Throughout 2020, Metformin for type 2 diabetes has experienced multiple voluntary recalls from manufacturers. The latest involves two lots of extended-release formulas from Nostrum Laboratories. Testing indicates these products contain levels of nitrosamine N-Nitrosodimethylamine (NDMA) above the FDA’s Acceptable Daily Intake (ADI) limit of 96 ng/day.

What Is NDMA?

diabetes managementAccording to the U.S. Environmental Protection Agency, NDMA is a probable human carcinogen and a known animal carcinogen. The EPA has assigned a B2 classification, based on the amount of animal data available and additional research needed for human populations.

Studies have shown that higher quantities of NDMA can cause rats and mice to develop tumors along their respiratory tract, blood vessels and in the liver.

Used to make rocket fuel, NDMA is a naturally occurring, semi-volatile organic substance that can be found in trace amounts in meat, dairy and vegetables. Based on conditions and processing, the chemical may form in medications due to how the body’s digestive system works.

About the Metformin Recall

In November, the FDA put out an alert about Nostrum Laboratories’ voluntary recall. After testing indicated higher-than-acceptable levels of NDMA, the company made the decision to recall two lots of Metformin HCl Extended Release Tablets, USP 750 mg.

The FDA recommended that patients taking this version of Metformin to manage type 2 diabetes should speak with their healthcare provider about an alternative and report any health problems that may have started upon its use.

To date, Nostrum claims it has not received any adverse event reports concerning the medication.

Not the First Recall

The FDA started testing Metformin for NDMA levels in December 2019, following reports of the substance in samples of Metformin abroad. Due to the presence of this probable carcinogen, Metformin was recalled in Singapore. Other countries found the percentage of NDMA was not large enough to warrant this action and the FDA echoed these findings by keeping the product on shelves.

By May, the FDA’s testing found above average levels of NDMA in extended release formulas of Metformin. As a result, generic manufacturers, including Apotex, Amneal, Lupin, Marksans and Teva, started recalling their extended-release products.

Over the past two years, antacid medications containing ranitidine have been recalled, with Zantac being the most prominent example. Valsartan, prescribed for treating high blood pressure, was also pulled from shelves. The chemical structure of ranitidine may break down when exposed to high heat in storage or when reacting with the stomach’s gastric fluid and sodium nitrates.

Studies have shown that in an environment simulating the stomach’s natural digestive process, one tablet of ranitidine can generate up to 304,500ng of NDMA. Beyond medication, these occurrences result in NDMA-contaminated drinking water and consuming small amounts of the chemical through food.
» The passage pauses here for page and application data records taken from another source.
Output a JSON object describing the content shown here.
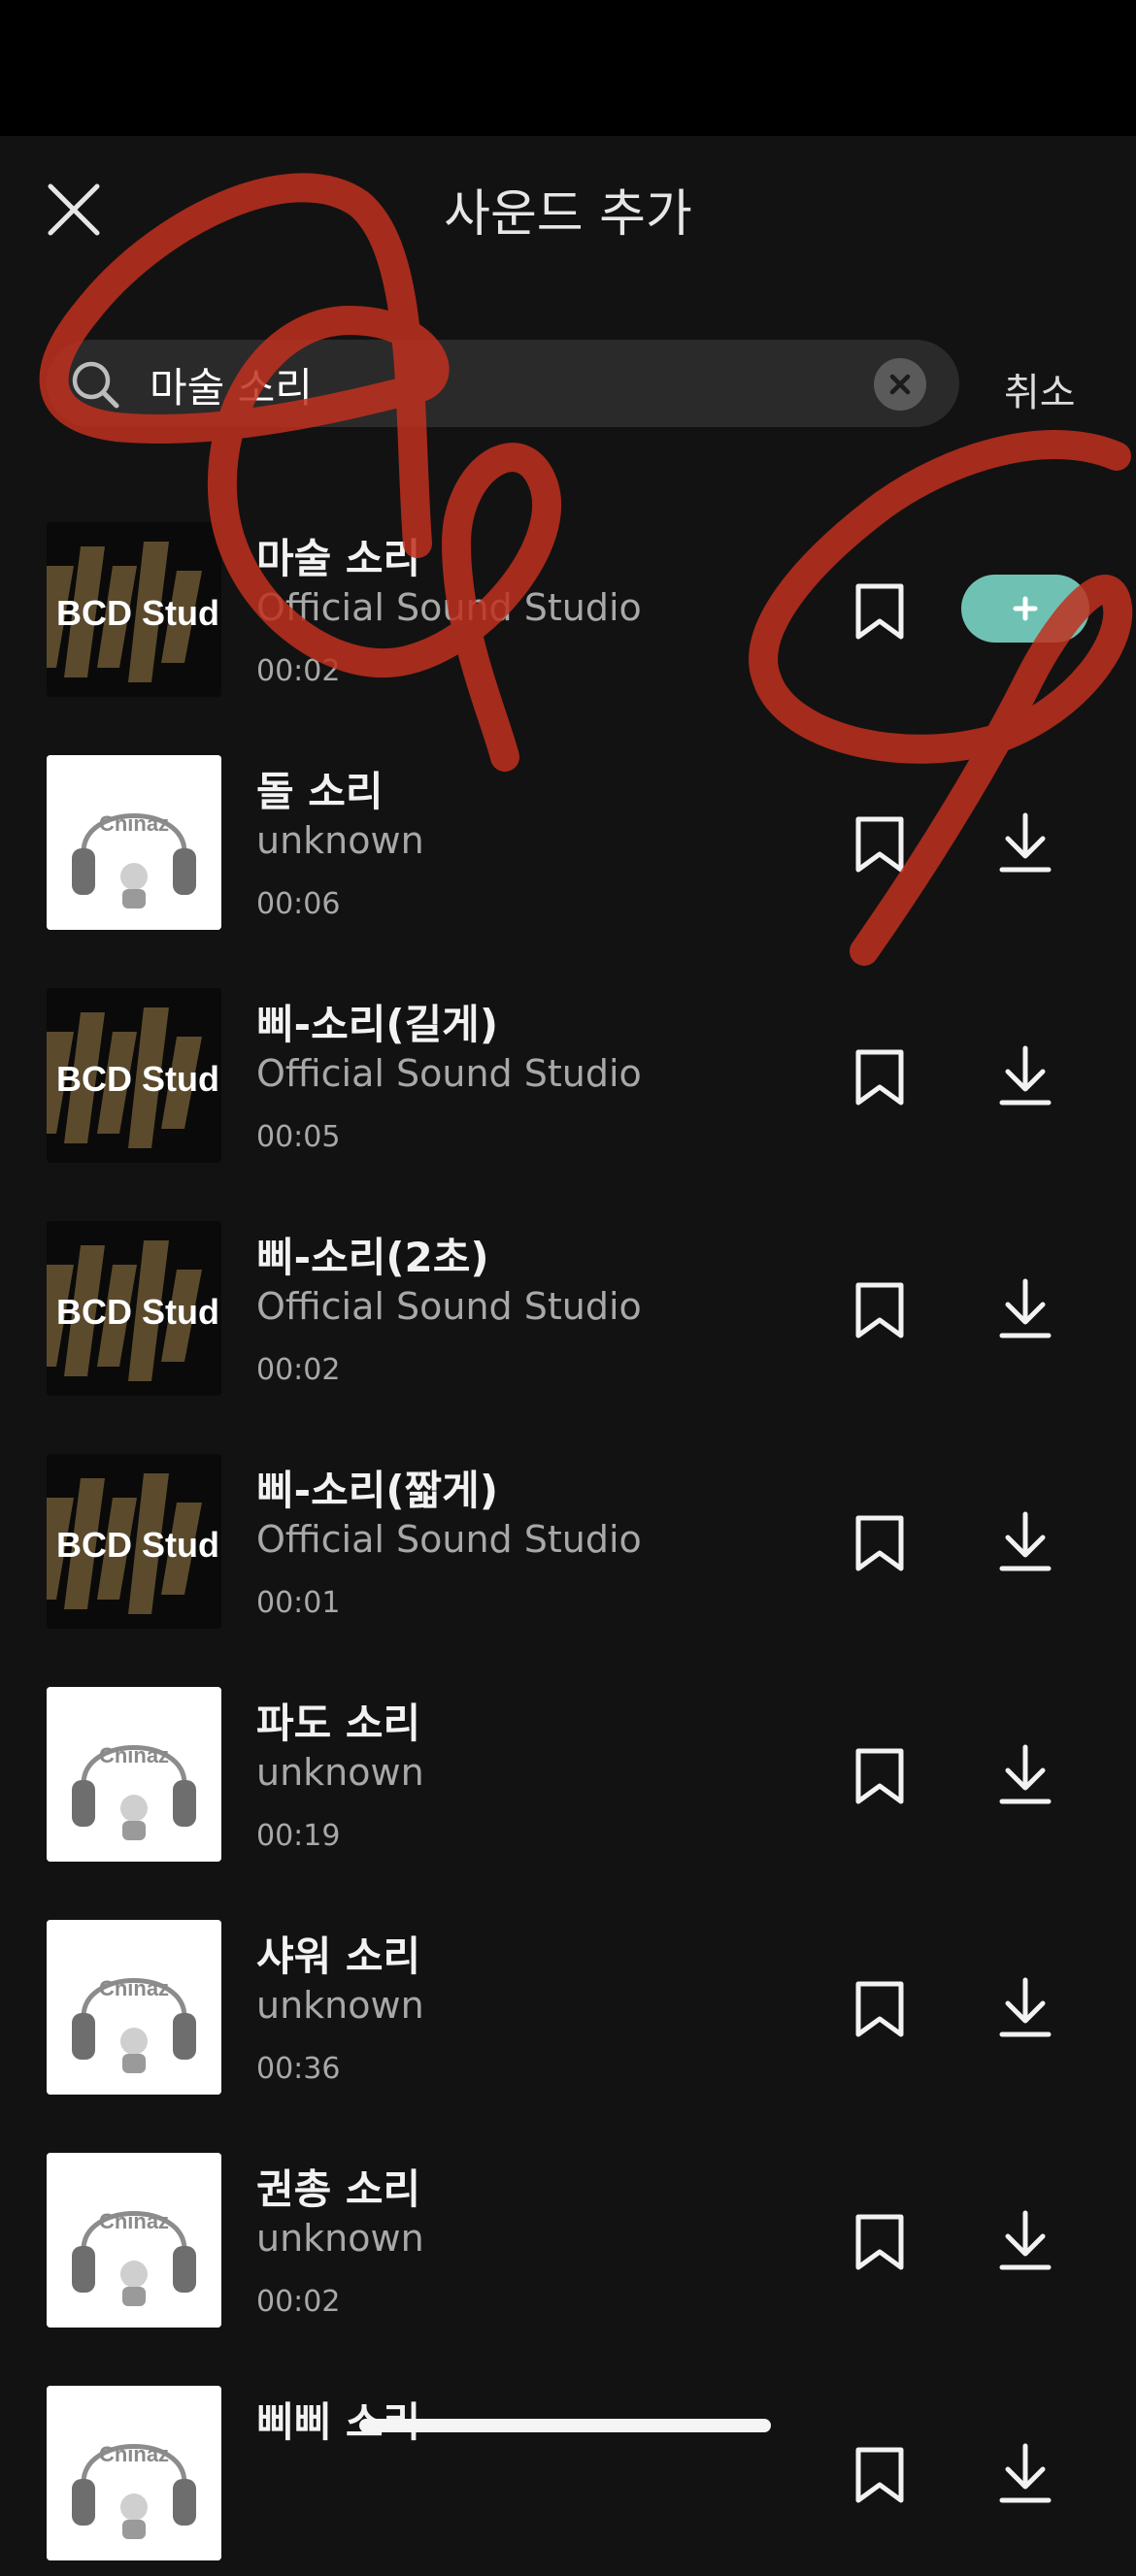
{
  "header": {
    "title": "사운드 추가",
    "close_icon": "close-icon"
  },
  "search": {
    "value": "마술 소리",
    "cancel_label": "취소",
    "icon": "search-icon",
    "clear_icon": "clear-icon"
  },
  "results": [
    {
      "name": "마술 소리",
      "artist": "Official Sound Studio",
      "duration": "00:02",
      "thumb": "bcd-studio-logo",
      "action": "add"
    },
    {
      "name": "돌 소리",
      "artist": "unknown",
      "duration": "00:06",
      "thumb": "chinaz-logo",
      "action": "download"
    },
    {
      "name": "삐-소리(길게)",
      "artist": "Official Sound Studio",
      "duration": "00:05",
      "thumb": "bcd-studio-logo",
      "action": "download"
    },
    {
      "name": "삐-소리(2초)",
      "artist": "Official Sound Studio",
      "duration": "00:02",
      "thumb": "bcd-studio-logo",
      "action": "download"
    },
    {
      "name": "삐-소리(짧게)",
      "artist": "Official Sound Studio",
      "duration": "00:01",
      "thumb": "bcd-studio-logo",
      "action": "download"
    },
    {
      "name": "파도 소리",
      "artist": "unknown",
      "duration": "00:19",
      "thumb": "chinaz-logo",
      "action": "download"
    },
    {
      "name": "샤워 소리",
      "artist": "unknown",
      "duration": "00:36",
      "thumb": "chinaz-logo",
      "action": "download"
    },
    {
      "name": "권총 소리",
      "artist": "unknown",
      "duration": "00:02",
      "thumb": "chinaz-logo",
      "action": "download"
    },
    {
      "name": "삐삐 소리",
      "artist": "",
      "duration": "",
      "thumb": "chinaz-logo",
      "action": "download"
    }
  ],
  "logos": {
    "bcd": "BCD Studio",
    "chinaz": "Chinaz"
  },
  "colors": {
    "background": "#121212",
    "accent": "#6fc2b3",
    "scribble": "#c0301f"
  }
}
For humans, regular exposure to high levels of NDMA may contribute to:

  • Cancer of the prostate, esophagus, colon, stomach, kidneys, bladder, liver, pancreas or intestines
  • Non-Hodgkin’s lymphoma
  • Multiple myeloma
  • Liver damage

Patients have a right to make informed decisions about their healthcare, including which drugs they take based on the potential side effects. If you have taken any of the recalled versions of Metformin, only to develop cancer or another life-threatening condition as a result, bring your claim to Trantolo & Trantolo’s dangerous drug lawyers. To learn more, contact us today.